Elizabeth Nowicki —  24 April 2007

Today, the SEC filed securities fraud charges against two former Apple senior executives for matters pertaining to Apple’s backdating scandal.  The SEC settled its claims against former Apple CFO Fred Anderson at the same time it filed suit.  Anderson will pay about $3.5 million in disgorgement and penalties.  Former Apple General Counsel Nancy Heinen did not settle with the SEC.  Hmmm.

A few comments:

1.  Heinen did not settle.  Why?  If she was given the option to settle, and she did not take it, she was, in my view, foolish.  I wonder, however, if she was not even given the option b/c the SEC wanted to make an example of her.  The SEC is not big on wasting resources on litigation when a settlement is possible, but….

2.  Anderson apparently did not have to agree to an O&D bar (a bar from serving as an officer or director in the future) in order to reach a settlement with the SEC.  I find that scandalous.  As a general matter, an O&D bar is a standard feature (it seems) in the smaller SEC fraud enforcement actions.  Why not here?  I cannot say that I *want* Mr. Anderson to continue being an officer and/or a director of a publicly traded issuer.  (He currently is chairman of the audit committee of eBay.  Scary, that.)

3.  Some academics have questioned whether backdating constitutes fraud.  The SEC’s complaint lays out the facts responsive to that query very well.  Essentially, the SEC says that Heinen knew she was acting for purposes of deceiving others when she drafted board minutes for meetings that never took place and when she omitted information from other board minutes to avoid the auditors figuring out that the options were backdated.  Heinen did something deceitful that materially impacted Apple’s financial statements (by understating expenses dramatically).

4.  The SEC’s complaint indicates that the board members *knew* they were backdating.  That is a huge, huge problem for me.  When Heinen faxed to her directors resolutions that were dated six months prior, surely the directors asked questions.  If someone asked me to sign a document today that was dated January 1, 2007, I would ask why the date does not match today’s.  Yet the directors signed off of the backdated resolutions like a pack of lemmings.  That slays me.  (Actually, what slays me is that the Apple directors, who facilitated Heinen’s fraud, are not front and center in the SEC’s enforcement actions.  Heinen papered the backdating; without the board sign-off, Heinen could not have consummated the fraud.)

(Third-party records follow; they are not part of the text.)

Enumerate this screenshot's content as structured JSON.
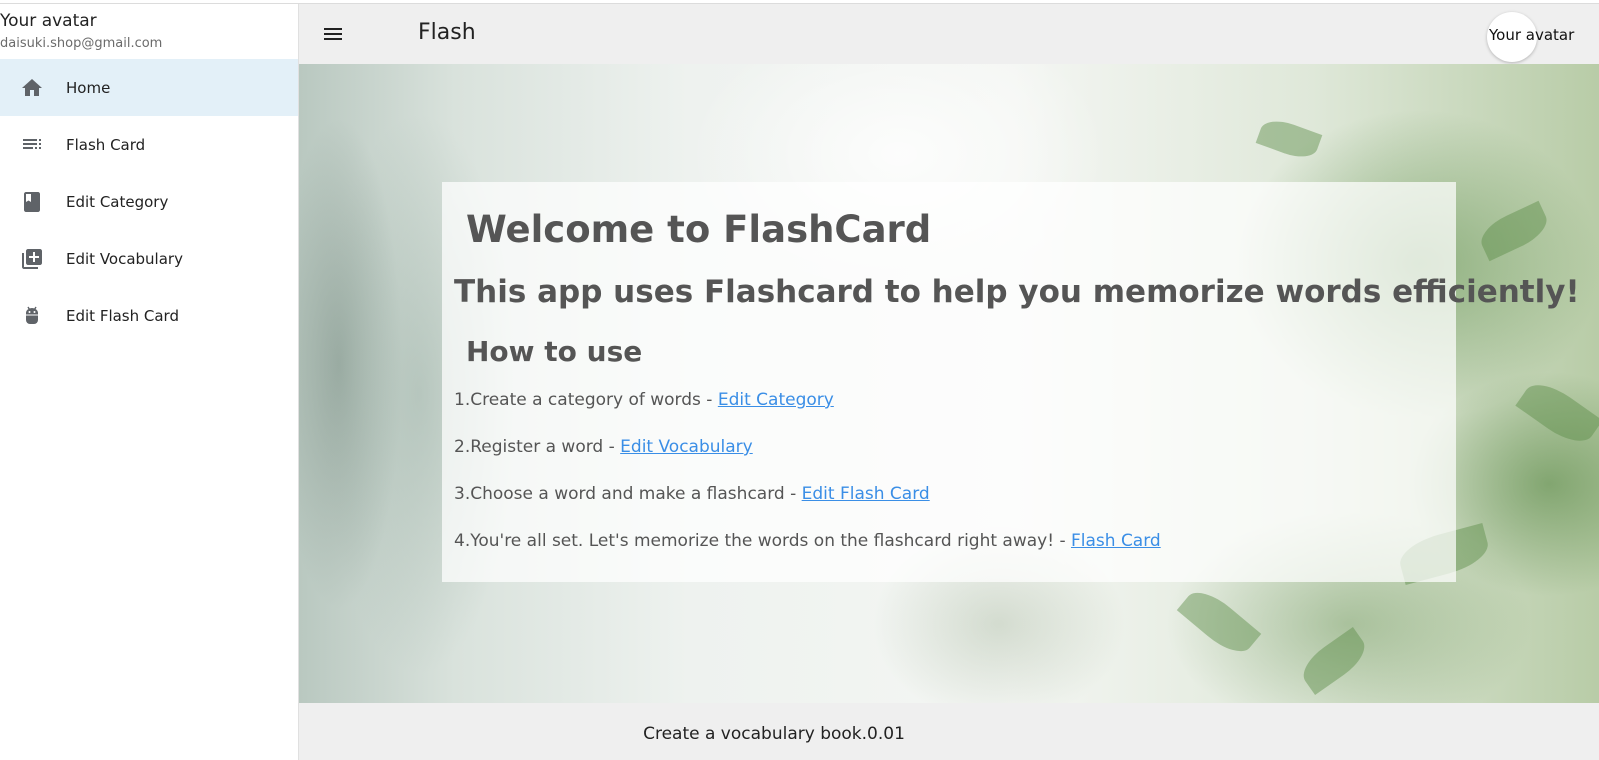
{
  "sidebar": {
    "user_name": "Your avatar",
    "user_email": "daisuki.shop@gmail.com",
    "items": [
      {
        "label": "Home",
        "icon": "home-icon"
      },
      {
        "label": "Flash Card",
        "icon": "list-icon"
      },
      {
        "label": "Edit Category",
        "icon": "book-icon"
      },
      {
        "label": "Edit Vocabulary",
        "icon": "library-add-icon"
      },
      {
        "label": "Edit Flash Card",
        "icon": "android-icon"
      }
    ]
  },
  "appbar": {
    "title": "Flash",
    "avatar_label": "Your avatar"
  },
  "main": {
    "welcome": "Welcome to FlashCard",
    "subtitle": "This app uses Flashcard to help you memorize words efficiently!",
    "howto": "How to use",
    "steps": [
      {
        "text": "1.Create a category of words - ",
        "link": "Edit Category"
      },
      {
        "text": "2.Register a word - ",
        "link": "Edit Vocabulary"
      },
      {
        "text": "3.Choose a word and make a flashcard - ",
        "link": "Edit Flash Card"
      },
      {
        "text": "4.You're all set. Let's memorize the words on the flashcard right away! - ",
        "link": "Flash Card"
      }
    ]
  },
  "footer": {
    "text": "Create a vocabulary book.0.01"
  },
  "colors": {
    "active_nav": "#e3f0f8",
    "link": "#3a8ee6",
    "appbar_bg": "#efefef"
  }
}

5.  Where does this leave Steve Jobs?  Will the SEC circle back around and come after him?